A system that can restore some brain cell function in pigs hours after death has further blurred the border between life and death, raising numerous ethical questions. The research suggests the chain of brain-cell destruction initiated by oxygen loss might not occur as rapidly, or irreversibly, as once thought.
Apr. 18, 2019
Students and professors at the University of Arizona have designed a device to measure the age of bruises. The idea for the technology came from Dr. Dale Woodridge while working on child abuse cases.
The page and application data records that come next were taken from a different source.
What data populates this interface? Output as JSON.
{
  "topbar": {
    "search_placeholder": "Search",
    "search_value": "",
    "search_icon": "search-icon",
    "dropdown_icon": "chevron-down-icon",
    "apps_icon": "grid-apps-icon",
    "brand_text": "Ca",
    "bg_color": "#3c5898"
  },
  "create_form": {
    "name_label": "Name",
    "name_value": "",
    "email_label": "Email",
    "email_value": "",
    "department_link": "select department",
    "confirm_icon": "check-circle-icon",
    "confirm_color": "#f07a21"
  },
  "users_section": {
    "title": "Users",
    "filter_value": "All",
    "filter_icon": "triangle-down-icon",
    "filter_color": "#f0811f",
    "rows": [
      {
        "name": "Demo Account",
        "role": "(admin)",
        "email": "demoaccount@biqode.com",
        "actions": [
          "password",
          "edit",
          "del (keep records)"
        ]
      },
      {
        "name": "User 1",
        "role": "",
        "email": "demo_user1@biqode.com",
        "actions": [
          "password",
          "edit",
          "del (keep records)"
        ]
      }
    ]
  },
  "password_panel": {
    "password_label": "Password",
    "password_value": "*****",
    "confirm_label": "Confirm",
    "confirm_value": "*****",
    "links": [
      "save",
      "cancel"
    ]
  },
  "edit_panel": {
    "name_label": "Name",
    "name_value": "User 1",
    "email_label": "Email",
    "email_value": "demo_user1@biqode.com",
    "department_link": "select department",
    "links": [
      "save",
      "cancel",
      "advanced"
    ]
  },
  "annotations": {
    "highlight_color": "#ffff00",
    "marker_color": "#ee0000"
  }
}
After more testing, he hopes to distribute the portable, non-invasive device to medical facilities.
Apr. 18, 2019
A wet winter has alleviated drought conditions in California. Scientists say it’s the first time since 2011 that that’s been the case. But, the Golden State is facing another kind of drought — the lack of an earthquake with a magnitude of six or stronger, although there was a magnitude 2.9 temblor near Berkeley last week.
Apr. 18, 2019
There’s evidence all around us that transportation and mobility are changing, and new analysis says we’re now looking at mobility’s second great inflection point.
Apr. 17, 2019
Earlier this month, abortion-related restrictions in Arizona were targeted in a lawsuit by Planned Parenthood. On Tuesday, the Arizona Senate’s GOP leadership issued a statement criticizing Planned Parenthood, arguing the organization is “asking the courts to give them a legal business boost because they need more individuals to perform abortions in Arizona.”
Apr. 17, 2019
President Donald Trump has signed a plan to cut back on the use of water from the Colorado River, which serves 40 million people in the U.S. West. Trump announced the action Tuesday on Twitter.
Apr. 16, 2019
This next conversation may include concepts that are difficult to grasp, and for some listeners, may be rough. Not literally, though — just metaphorically. New research is looking into how our brains understand and interpret metaphors.
Apr. 16, 2019
As the opioid crisis continues to grip the nation and claim so many lives, researchers around the country are working to come up with solutions to ease it — some practical and some novel. One of those solutions is to create an "opioid vaccine."
Apr. 16, 2019
It is the deadline to finalize an environmental review for a Gila River diversion project in New Mexico. The project has long been up in the air, and New Mexico’s new governor, Michelle Lujan Grisham, promised to end it and redirect millions of federal dollars to efficiency and conservation projects.
Apr. 16, 2019
Monday night is the deadline to comment on a proposed federal rule change over so-called “Waters of the United States.” It could mean big changes for how some waterways are regulated.
Apr. 15, 2019
The discovery of a new human ancestor in the Philippines added another species to our genus, Homo. But at least one expert considers that classification premature. The research appears in the journal Nature.
Apr. 15, 2019
From the East to the West, more developers are planning more data centers across the Valley. Phoenix is considered the second most active data center market in the nation. When it comes to construction activity, the Valley ranks just behind northern Virginia in CBRE’s Data Center Trends Report.
Apr. 15, 2019
Arizona's top health official says increased use of immunization exemptions are putting the state at risk of an outbreak of diseases.
Apr. 14, 2019
One twin rocketed off to space, the other stayed here on Earth — and for 25 months, scientists studied their every move. Arizonans know that this isn’t the plot of a science fiction blockbuster — after all, one of the twins is now running for Senate.
Apr. 12, 2019
This Saturday, several Phoenix-area libraries will participate in the Megathon, a citizen-science project to help speed up Alzheimer's disease research. The event is one example of the citizen science resources available through local libraries.
Apr. 11, 2019
NASA has released the results from its one-year study of twin astronauts Scott and Mark Kelly, and the news is encouraging. The results of the 750 hours of research, which occurred from 2015-2016 and involved 10 teams and 84 scientists, appears in the journal Science.
Apr. 11, 2019